The mother of missing 7-year-old Harmony Montgomery made her first public comments at a vigil Saturday night, saying she “never stopped” looking for answers about her daughter’s disappearance.
Crystal Sorey told NBC Boston at the vigil in Manchester, New Hampshire, that she has been “begging for any type of answer” since she last spoke to her daughter nearly three years ago. Harmony’s father, Adam Montgomery, who had legal custody at the time of her disappearance, blocked all contact between the mother and daughter after a video call in April 2019, according to Sorey.
“I don’t feel like she’s gone. I just don’t feel that in my heart,” Sorey said. “Like, I don’t feel like I lost her. And a mother knows, a mother knows if your baby’s here or not. I know she’s here.”
Police began searching for Harmony late last year after learning of her disappearance in December. The Manchester Police Department said the girl’s case is “very concerning” and is “being thoroughly investigated.”
The girl’s father and stepmother, Kayla Montgomery, have been arrested in the case but have not been charged with her disappearance.
Police are searching for Harmony under the assumption she is alive.
Adam Montgomery has been charged with felony second-degree assault, interference with custody and two misdemeanor charges of endangering the welfare of a child. According to an affidavit, the assault charge is from a July 2019 incident when he allegedly admitted to a concerned uncle that he gave Harmony a black eye after she failed to keep her little brother from crying.
His wife was charged with welfare fraud for allegedly collecting more than $1,500 in food stamp benefits for Harmony, even though the girl was no longer living at their home.
Both pleaded not guilty.
Kayla Montgomery told police that her husband told her in late 2019 that Harmony was returning to live with her her mother. Adam Montgomery alleged to police that Sorey had come to pick up Harmony to live with her.
But Sorey said Saturday that she had been trying to track down her daughter since April 2019, making concerned calls to nearby schools and the New Hampshire Division of Children, Youth and Families.
Harmony was “failed by everybody,” Sorey said.
She addressed her daughter directly while talking to NBC Boston, saying she wanted Harmony to know how much she is loved.
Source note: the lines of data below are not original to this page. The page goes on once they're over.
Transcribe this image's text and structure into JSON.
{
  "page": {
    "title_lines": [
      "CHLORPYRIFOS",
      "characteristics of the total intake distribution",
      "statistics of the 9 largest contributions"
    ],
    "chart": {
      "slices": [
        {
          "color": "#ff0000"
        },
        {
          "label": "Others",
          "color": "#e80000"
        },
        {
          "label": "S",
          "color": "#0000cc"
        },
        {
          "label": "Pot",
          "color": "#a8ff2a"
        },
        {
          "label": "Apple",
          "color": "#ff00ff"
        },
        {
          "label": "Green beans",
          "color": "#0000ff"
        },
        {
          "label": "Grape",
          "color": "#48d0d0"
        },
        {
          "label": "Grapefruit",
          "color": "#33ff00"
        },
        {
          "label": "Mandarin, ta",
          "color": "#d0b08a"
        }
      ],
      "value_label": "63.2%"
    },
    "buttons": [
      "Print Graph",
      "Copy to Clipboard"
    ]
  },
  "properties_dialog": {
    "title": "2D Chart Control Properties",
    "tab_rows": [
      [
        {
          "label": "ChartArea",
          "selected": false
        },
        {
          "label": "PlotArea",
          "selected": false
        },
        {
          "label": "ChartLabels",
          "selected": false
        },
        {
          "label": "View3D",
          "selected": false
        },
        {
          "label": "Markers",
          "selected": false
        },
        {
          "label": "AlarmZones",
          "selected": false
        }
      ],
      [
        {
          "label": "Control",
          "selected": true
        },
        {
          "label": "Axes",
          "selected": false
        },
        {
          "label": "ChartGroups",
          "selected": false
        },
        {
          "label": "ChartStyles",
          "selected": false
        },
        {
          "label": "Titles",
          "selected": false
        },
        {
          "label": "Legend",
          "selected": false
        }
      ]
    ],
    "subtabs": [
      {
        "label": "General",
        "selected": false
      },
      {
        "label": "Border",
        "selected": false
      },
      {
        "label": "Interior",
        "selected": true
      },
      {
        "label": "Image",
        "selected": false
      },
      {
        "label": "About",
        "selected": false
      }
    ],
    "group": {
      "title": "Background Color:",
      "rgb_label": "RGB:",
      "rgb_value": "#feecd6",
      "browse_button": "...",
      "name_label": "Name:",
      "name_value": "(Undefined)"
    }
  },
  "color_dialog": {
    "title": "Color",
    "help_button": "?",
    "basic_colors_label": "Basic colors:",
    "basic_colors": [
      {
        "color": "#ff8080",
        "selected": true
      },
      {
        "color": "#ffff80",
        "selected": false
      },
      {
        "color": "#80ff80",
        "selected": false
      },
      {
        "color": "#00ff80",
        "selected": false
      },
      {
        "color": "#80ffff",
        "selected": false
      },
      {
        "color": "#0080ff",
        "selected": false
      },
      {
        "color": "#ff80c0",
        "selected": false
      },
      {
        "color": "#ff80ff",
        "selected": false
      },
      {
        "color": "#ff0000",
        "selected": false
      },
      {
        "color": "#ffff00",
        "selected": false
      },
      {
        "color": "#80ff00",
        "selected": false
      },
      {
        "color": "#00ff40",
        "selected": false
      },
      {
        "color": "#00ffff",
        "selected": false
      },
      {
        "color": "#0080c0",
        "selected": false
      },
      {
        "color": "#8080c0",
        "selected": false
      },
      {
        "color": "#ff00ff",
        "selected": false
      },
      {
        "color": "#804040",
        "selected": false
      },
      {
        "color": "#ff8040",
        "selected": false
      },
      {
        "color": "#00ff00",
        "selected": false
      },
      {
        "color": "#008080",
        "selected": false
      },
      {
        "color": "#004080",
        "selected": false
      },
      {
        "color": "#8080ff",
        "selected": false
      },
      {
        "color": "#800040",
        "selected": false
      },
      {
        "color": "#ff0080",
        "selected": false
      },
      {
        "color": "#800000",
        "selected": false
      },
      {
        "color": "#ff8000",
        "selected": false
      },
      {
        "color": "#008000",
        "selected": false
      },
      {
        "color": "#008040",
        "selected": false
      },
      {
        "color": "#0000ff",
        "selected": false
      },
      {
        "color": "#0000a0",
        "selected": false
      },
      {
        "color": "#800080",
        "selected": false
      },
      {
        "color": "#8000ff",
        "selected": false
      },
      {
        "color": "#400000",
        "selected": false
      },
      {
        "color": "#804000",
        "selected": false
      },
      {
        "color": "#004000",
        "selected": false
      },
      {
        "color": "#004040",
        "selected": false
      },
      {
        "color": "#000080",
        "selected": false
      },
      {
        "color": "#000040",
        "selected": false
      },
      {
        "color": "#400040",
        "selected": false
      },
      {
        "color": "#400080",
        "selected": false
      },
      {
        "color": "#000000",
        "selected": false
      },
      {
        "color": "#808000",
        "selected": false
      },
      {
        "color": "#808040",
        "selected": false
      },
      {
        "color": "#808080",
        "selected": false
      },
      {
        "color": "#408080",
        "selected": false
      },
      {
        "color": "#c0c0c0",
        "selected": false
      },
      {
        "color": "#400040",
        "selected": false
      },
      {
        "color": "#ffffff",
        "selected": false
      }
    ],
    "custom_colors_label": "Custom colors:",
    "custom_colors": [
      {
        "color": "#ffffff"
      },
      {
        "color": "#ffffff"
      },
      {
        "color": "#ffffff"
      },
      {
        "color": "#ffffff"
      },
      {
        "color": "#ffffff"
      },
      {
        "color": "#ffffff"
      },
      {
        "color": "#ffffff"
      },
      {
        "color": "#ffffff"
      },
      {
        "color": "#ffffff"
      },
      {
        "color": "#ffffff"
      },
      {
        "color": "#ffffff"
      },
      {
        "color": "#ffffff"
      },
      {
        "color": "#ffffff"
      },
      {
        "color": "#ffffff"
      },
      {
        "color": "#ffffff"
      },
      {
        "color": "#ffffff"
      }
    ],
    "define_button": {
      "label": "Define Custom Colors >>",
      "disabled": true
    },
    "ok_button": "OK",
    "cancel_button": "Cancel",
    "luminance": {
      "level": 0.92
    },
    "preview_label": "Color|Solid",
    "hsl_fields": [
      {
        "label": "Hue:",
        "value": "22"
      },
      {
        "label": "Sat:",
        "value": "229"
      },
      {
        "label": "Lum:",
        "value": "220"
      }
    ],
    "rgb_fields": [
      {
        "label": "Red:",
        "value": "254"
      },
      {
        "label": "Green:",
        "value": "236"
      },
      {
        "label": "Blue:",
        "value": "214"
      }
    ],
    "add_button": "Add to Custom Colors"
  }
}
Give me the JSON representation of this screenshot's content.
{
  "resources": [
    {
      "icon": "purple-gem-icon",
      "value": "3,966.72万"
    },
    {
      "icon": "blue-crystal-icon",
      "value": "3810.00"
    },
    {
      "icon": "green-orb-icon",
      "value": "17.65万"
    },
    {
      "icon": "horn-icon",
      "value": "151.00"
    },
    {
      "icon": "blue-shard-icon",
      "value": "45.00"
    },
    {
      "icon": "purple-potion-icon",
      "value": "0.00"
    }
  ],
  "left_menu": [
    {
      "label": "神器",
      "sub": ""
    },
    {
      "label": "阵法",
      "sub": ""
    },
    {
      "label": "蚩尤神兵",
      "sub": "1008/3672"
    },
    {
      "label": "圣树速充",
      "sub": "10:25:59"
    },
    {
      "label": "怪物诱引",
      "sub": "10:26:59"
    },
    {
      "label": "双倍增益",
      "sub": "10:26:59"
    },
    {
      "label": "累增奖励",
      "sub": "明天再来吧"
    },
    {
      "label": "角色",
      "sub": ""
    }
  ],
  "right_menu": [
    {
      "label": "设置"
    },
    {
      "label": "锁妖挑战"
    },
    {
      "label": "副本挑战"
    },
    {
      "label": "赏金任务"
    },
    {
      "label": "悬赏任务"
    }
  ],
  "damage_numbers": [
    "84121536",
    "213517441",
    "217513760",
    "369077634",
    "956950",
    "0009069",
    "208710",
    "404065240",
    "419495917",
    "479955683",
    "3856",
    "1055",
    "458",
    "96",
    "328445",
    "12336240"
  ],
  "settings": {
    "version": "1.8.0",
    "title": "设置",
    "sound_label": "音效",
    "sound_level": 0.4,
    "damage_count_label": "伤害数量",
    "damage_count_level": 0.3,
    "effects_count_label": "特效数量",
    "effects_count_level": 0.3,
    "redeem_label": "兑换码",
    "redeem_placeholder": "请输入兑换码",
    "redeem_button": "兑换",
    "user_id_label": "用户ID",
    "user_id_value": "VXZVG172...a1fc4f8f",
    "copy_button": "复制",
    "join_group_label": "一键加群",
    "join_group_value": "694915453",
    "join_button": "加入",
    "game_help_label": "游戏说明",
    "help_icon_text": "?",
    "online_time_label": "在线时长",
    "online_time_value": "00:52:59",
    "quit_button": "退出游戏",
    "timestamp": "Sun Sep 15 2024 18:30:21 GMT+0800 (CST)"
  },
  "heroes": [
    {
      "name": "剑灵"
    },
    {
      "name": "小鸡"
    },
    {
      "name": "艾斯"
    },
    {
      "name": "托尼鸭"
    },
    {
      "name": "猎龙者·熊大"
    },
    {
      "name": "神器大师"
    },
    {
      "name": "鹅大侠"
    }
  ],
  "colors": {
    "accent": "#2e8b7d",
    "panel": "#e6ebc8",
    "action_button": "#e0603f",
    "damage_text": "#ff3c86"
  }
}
“If you can see me and hear me, I want you to know that I never stopped looking for you and I won’t stop fighting until I find you, okay? You stay strong and mommy’s right here fighting for you. I love you.”
Doha Madani is a breaking news reporter for NBC News. Pronouns: she/her.